    “I’m Jeri and I’m a studio owner in Maine and I just finished my 500 hr TT with Cyndi Lee. It was an excellent experience, partly because I had been trained primarily in Anusara and I was challenged to think very differently. I found it was very helpful to come back to teach with Cyndi’s influence. She is very, very funny and she will work you and challenge you and you will feel like you have actually gained something really deep from the training.”

  • Jeanie Gasque, Yoga Teacher, South Carolina, OM 500 TT 2015

    "Cyndi's skillful guidance lead me to a greater clarity of alignment based vinyasa.  The yoga combined with the charm of Lynchburg made the Sun Session an unforgettable experience."

  • Gina Callendar, Yoga Teacher, Yonkers, NY, OM 500 TT 2015
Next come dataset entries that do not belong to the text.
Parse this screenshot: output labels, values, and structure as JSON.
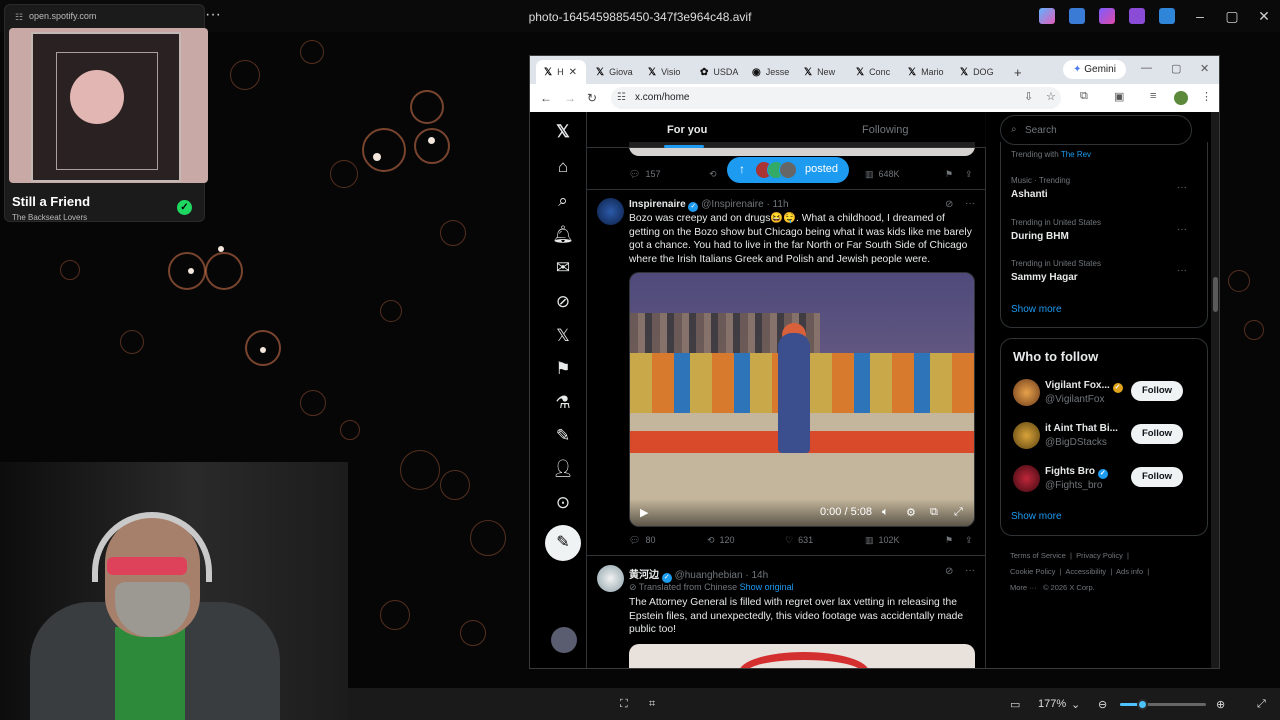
{
  "viewer": {
    "title": "photo-1645459885450-347f3e964c48.avif",
    "zoom": "177%",
    "zoom_fraction": 0.25
  },
  "spotify": {
    "url": "open.spotify.com",
    "track": "Still a Friend",
    "artist": "The Backseat Lovers"
  },
  "browser": {
    "tabs": [
      {
        "icon": "x-icon",
        "label": "H",
        "active": true
      },
      {
        "icon": "x-icon",
        "label": "Giova"
      },
      {
        "icon": "x-icon",
        "label": "Visio"
      },
      {
        "icon": "usda-icon",
        "label": "USDA"
      },
      {
        "icon": "jesse-icon",
        "label": "Jesse"
      },
      {
        "icon": "x-icon",
        "label": "New"
      },
      {
        "icon": "x-icon",
        "label": "Conc"
      },
      {
        "icon": "x-icon",
        "label": "Mario"
      },
      {
        "icon": "x-icon",
        "label": "DOG"
      }
    ],
    "gemini_label": "Gemini",
    "url": "x.com/home"
  },
  "x": {
    "tabs": {
      "for_you": "For you",
      "following": "Following"
    },
    "posted_pill": "posted",
    "prev_tweet_actions": {
      "replies": "157",
      "views": "648K"
    },
    "tweet1": {
      "name": "Inspirenaire",
      "handle": "@Inspirenaire",
      "time": "· 11h",
      "text": "Bozo was creepy and on drugs😆🤤.  What a childhood, I dreamed of getting on the Bozo show but Chicago being what it was kids like me barely got a chance.  You had to live in the far North or Far South Side of Chicago where the Irish Italians Greek and Polish and Jewish people were.",
      "video_time": "0:00 / 5:08",
      "replies": "80",
      "reposts": "120",
      "likes": "631",
      "views": "102K"
    },
    "tweet2": {
      "name": "黄河边",
      "handle": "@huanghebian",
      "time": "· 14h",
      "translated": "Translated from Chinese",
      "show_original": "Show original",
      "text": "The Attorney General is filled with regret over lax vetting in releasing the Epstein files, and unexpectedly, this video footage was accidentally made public too!"
    },
    "search_placeholder": "Search",
    "trends": [
      {
        "context": "Trending with",
        "link": "The Rev",
        "name": ""
      },
      {
        "context": "Music · Trending",
        "name": "Ashanti"
      },
      {
        "context": "Trending in United States",
        "name": "During BHM"
      },
      {
        "context": "Trending in United States",
        "name": "Sammy Hagar"
      }
    ],
    "show_more": "Show more",
    "who_to_follow": {
      "title": "Who to follow",
      "follow_label": "Follow",
      "accounts": [
        {
          "name": "Vigilant Fox...",
          "handle": "@VigilantFox"
        },
        {
          "name": "it Aint That Bi...",
          "handle": "@BigDStacks"
        },
        {
          "name": "Fights Bro",
          "handle": "@Fights_bro"
        }
      ]
    },
    "footer": {
      "terms": "Terms of Service",
      "privacy": "Privacy Policy",
      "cookie": "Cookie Policy",
      "accessibility": "Accessibility",
      "ads": "Ads info",
      "more": "More ···",
      "copyright": "© 2026 X Corp."
    }
  }
}
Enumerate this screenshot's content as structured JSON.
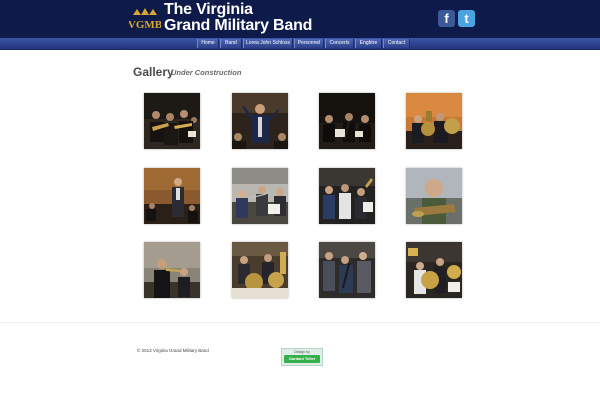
{
  "header": {
    "logo_text": "VGMB",
    "title_line1": "The Virginia",
    "title_line2": "Grand Military Band",
    "social": [
      {
        "name": "facebook-icon",
        "glyph": "f"
      },
      {
        "name": "twitter-icon",
        "glyph": "t"
      }
    ]
  },
  "nav": {
    "items": [
      {
        "label": "Home"
      },
      {
        "label": "Band"
      },
      {
        "label": "Lorea John Schloss"
      },
      {
        "label": "Personnel"
      },
      {
        "label": "Concerts"
      },
      {
        "label": "Engbtre"
      },
      {
        "label": "Contact"
      }
    ]
  },
  "gallery": {
    "title": "Gallery",
    "subtitle": "Under Construction",
    "photos": [
      {
        "name": "photo-brass-section"
      },
      {
        "name": "photo-conductor"
      },
      {
        "name": "photo-woodwinds"
      },
      {
        "name": "photo-tuba-players"
      },
      {
        "name": "photo-standing-musician"
      },
      {
        "name": "photo-flute-section"
      },
      {
        "name": "photo-clarinets"
      },
      {
        "name": "photo-bald-musician"
      },
      {
        "name": "photo-trumpet-player"
      },
      {
        "name": "photo-horn-section"
      },
      {
        "name": "photo-seated-musicians"
      },
      {
        "name": "photo-sousaphones"
      }
    ]
  },
  "footer": {
    "copyright": "© 2013 Virginia Grand Military Band",
    "badge_top": "Design by",
    "badge_label": "Garland Teller"
  },
  "colors": {
    "header_bg": "#0d1a4a",
    "nav_bg": "#2b3f88",
    "logo_gold": "#d8a832"
  }
}
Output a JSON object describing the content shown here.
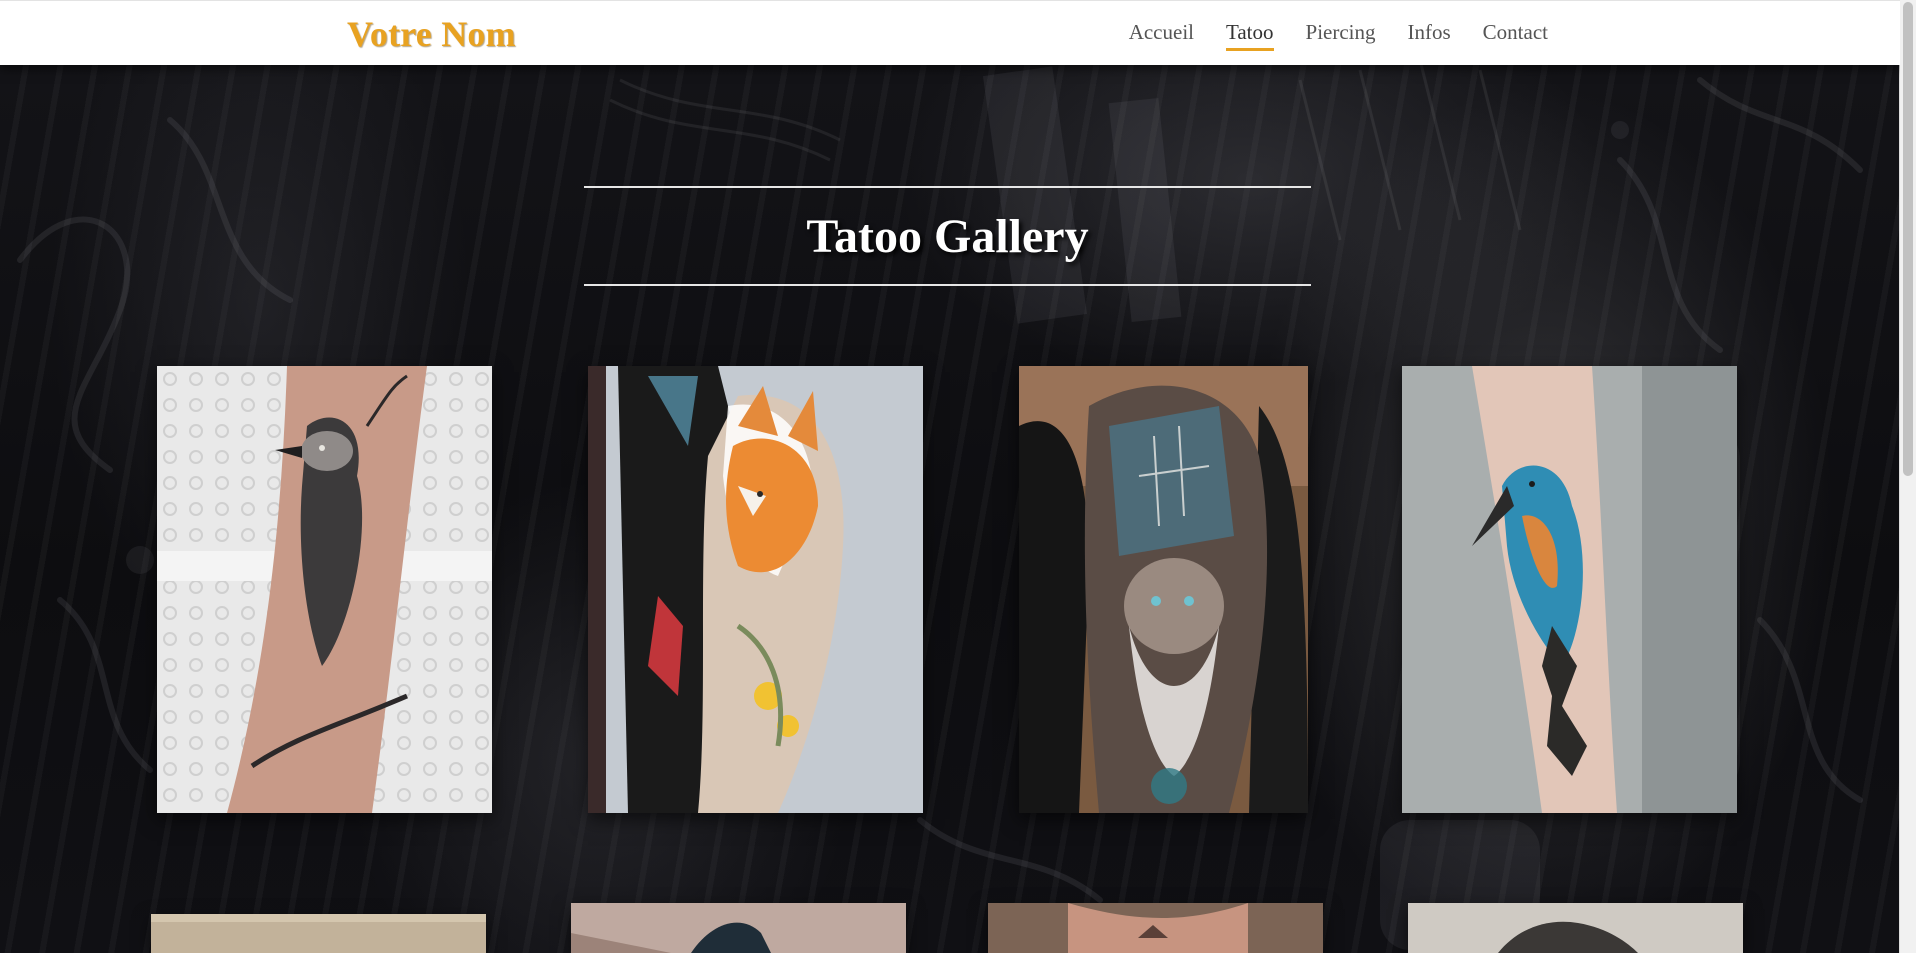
{
  "header": {
    "brand": "Votre Nom",
    "nav": [
      {
        "label": "Accueil",
        "active": false
      },
      {
        "label": "Tatoo",
        "active": true
      },
      {
        "label": "Piercing",
        "active": false
      },
      {
        "label": "Infos",
        "active": false
      },
      {
        "label": "Contact",
        "active": false
      }
    ]
  },
  "main": {
    "title": "Tatoo Gallery"
  },
  "colors": {
    "brand": "#e8a221",
    "header_bg": "#ffffff",
    "page_bg": "#0d0d10",
    "title": "#ffffff"
  },
  "gallery": {
    "items": [
      {
        "subject": "crow on branch, black and grey forearm tattoo"
      },
      {
        "subject": "fox with flowers, color half sleeve"
      },
      {
        "subject": "old sailor with ship, color shoulder tattoo"
      },
      {
        "subject": "kingfisher on driftwood, color forearm tattoo"
      },
      {
        "subject": "partially visible tattoo photo"
      },
      {
        "subject": "partially visible tattoo photo"
      },
      {
        "subject": "partially visible tattoo photo"
      },
      {
        "subject": "partially visible tattoo photo"
      }
    ]
  }
}
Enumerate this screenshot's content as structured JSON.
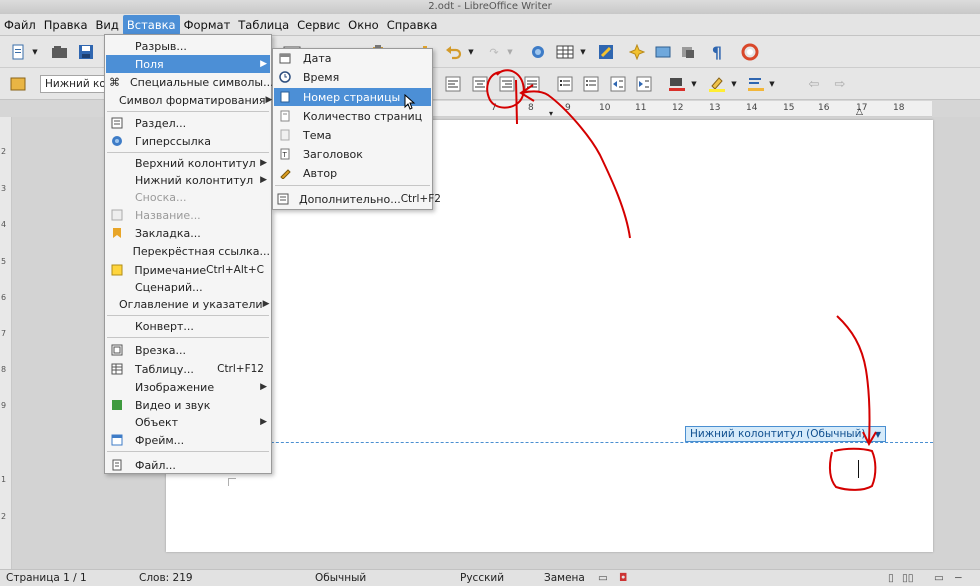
{
  "window": {
    "title": "2.odt - LibreOffice Writer"
  },
  "menubar": {
    "items": [
      {
        "label": "Файл"
      },
      {
        "label": "Правка"
      },
      {
        "label": "Вид"
      },
      {
        "label": "Вставка"
      },
      {
        "label": "Формат"
      },
      {
        "label": "Таблица"
      },
      {
        "label": "Сервис"
      },
      {
        "label": "Окно"
      },
      {
        "label": "Справка"
      }
    ]
  },
  "toolbar": {
    "paragraph_style": "Нижний колонтитул"
  },
  "ruler": {
    "labels": [
      "7",
      "8",
      "9",
      "10",
      "11",
      "12",
      "13",
      "14",
      "15",
      "16",
      "17",
      "18"
    ]
  },
  "vruler": {
    "labels": [
      "2",
      "3",
      "4",
      "5",
      "6",
      "7",
      "8",
      "9",
      "1",
      "2"
    ]
  },
  "insert_menu": {
    "items": [
      {
        "label": "Разрыв...",
        "icon": ""
      },
      {
        "label": "Поля",
        "icon": "",
        "submenu": true,
        "highlighted": true
      },
      {
        "label": "Специальные символы...",
        "icon": "⌘"
      },
      {
        "label": "Символ форматирования",
        "icon": "",
        "submenu": true
      },
      {
        "label": "Раздел...",
        "icon": "section-icon"
      },
      {
        "label": "Гиперссылка",
        "icon": "hyperlink-icon"
      },
      {
        "label": "Верхний колонтитул",
        "icon": "",
        "submenu": true
      },
      {
        "label": "Нижний колонтитул",
        "icon": "",
        "submenu": true
      },
      {
        "label": "Сноска...",
        "icon": "",
        "disabled": true
      },
      {
        "label": "Название...",
        "icon": "caption-icon",
        "disabled": true
      },
      {
        "label": "Закладка...",
        "icon": "bookmark-icon"
      },
      {
        "label": "Перекрёстная ссылка...",
        "icon": ""
      },
      {
        "label": "Примечание",
        "icon": "comment-icon",
        "shortcut": "Ctrl+Alt+C"
      },
      {
        "label": "Сценарий...",
        "icon": ""
      },
      {
        "label": "Оглавление и указатели",
        "icon": "",
        "submenu": true
      },
      {
        "label": "Конверт...",
        "icon": ""
      },
      {
        "label": "Врезка...",
        "icon": "frame-icon"
      },
      {
        "label": "Таблицу...",
        "icon": "table-icon",
        "shortcut": "Ctrl+F12"
      },
      {
        "label": "Изображение",
        "icon": "",
        "submenu": true
      },
      {
        "label": "Видео и звук",
        "icon": "media-icon"
      },
      {
        "label": "Объект",
        "icon": "",
        "submenu": true
      },
      {
        "label": "Фрейм...",
        "icon": "floating-frame-icon"
      },
      {
        "label": "Файл...",
        "icon": "file-icon"
      }
    ]
  },
  "fields_submenu": {
    "items": [
      {
        "label": "Дата",
        "icon": "date-icon"
      },
      {
        "label": "Время",
        "icon": "time-icon"
      },
      {
        "label": "Номер страницы",
        "icon": "page-number-icon",
        "highlighted": true
      },
      {
        "label": "Количество страниц",
        "icon": "page-count-icon"
      },
      {
        "label": "Тема",
        "icon": "subject-icon"
      },
      {
        "label": "Заголовок",
        "icon": "title-icon"
      },
      {
        "label": "Автор",
        "icon": "author-icon"
      },
      {
        "label": "Дополнительно...",
        "icon": "more-fields-icon",
        "shortcut": "Ctrl+F2"
      }
    ]
  },
  "document": {
    "footer_label": "Нижний колонтитул (Обычный)"
  },
  "statusbar": {
    "page": "Страница 1 / 1",
    "words": "Слов: 219",
    "page_style": "Обычный",
    "language": "Русский",
    "insert_mode": "Замена"
  },
  "colors": {
    "accent": "#4c8fd6",
    "annotation": "#d40000",
    "footer_border": "#4a8fd1"
  }
}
    "Cyndi truly follows the middle path and instills that in her teachings.  She combines disciple and humor to create an engaging, thought provoking and enlightening experience.  I had the pleasure of taking her 500 hour OM Yoga Teacher Training.  I have deepened my practice, work to continue challenge myself and never want to stop learning.  I am pretty comfortable teaching, but withCyndi’s guidance I am more confident in my hands-on adjustments and clarity of instruction with my students.  Thank you Cyndi for reinforcing my foundation, challenging me as a student and becoming my teacher.  I hope to continue to learn from you for many years to come.  Namaste."

  • Erica Settino, Founder, , Karuna for Animals

    "I have been teaching yoga for 12 years and over those 12 years I have often felt burned out and at a loss for inspiration. Now that I have taken Cyndi Lee’s OM 500 Teacher Training, I feel completely different, completely inspired, and so, so blessed. If you are even considering it, you must do it."

  • Donna Levenstien, Yoga Teacher, Lake George, NY

    "I am a student of the OM 200 and OM 500 TT. I keep learning from Cyndi Lee who is just a master teacher, every class I take, every hour I’m here she says something wonderful that I can bring into my life, onto my mat, into my classes with my students. As a teacher and a student, I feel enriched every time I’m with her and in her class."

  • Ann Megyas, Actor, Yoga Teacher, , Hospice Worker

    "I’m so glad I decided to take Cyndi Lee’s 500 hr TT. It advanced my personal practice in ways that I could not imagine. There is no pose I am afraid of anymore. It’s advanced my teaching practice, it’s advanced my dharma study. It’s just been a thrilling experience the whole time."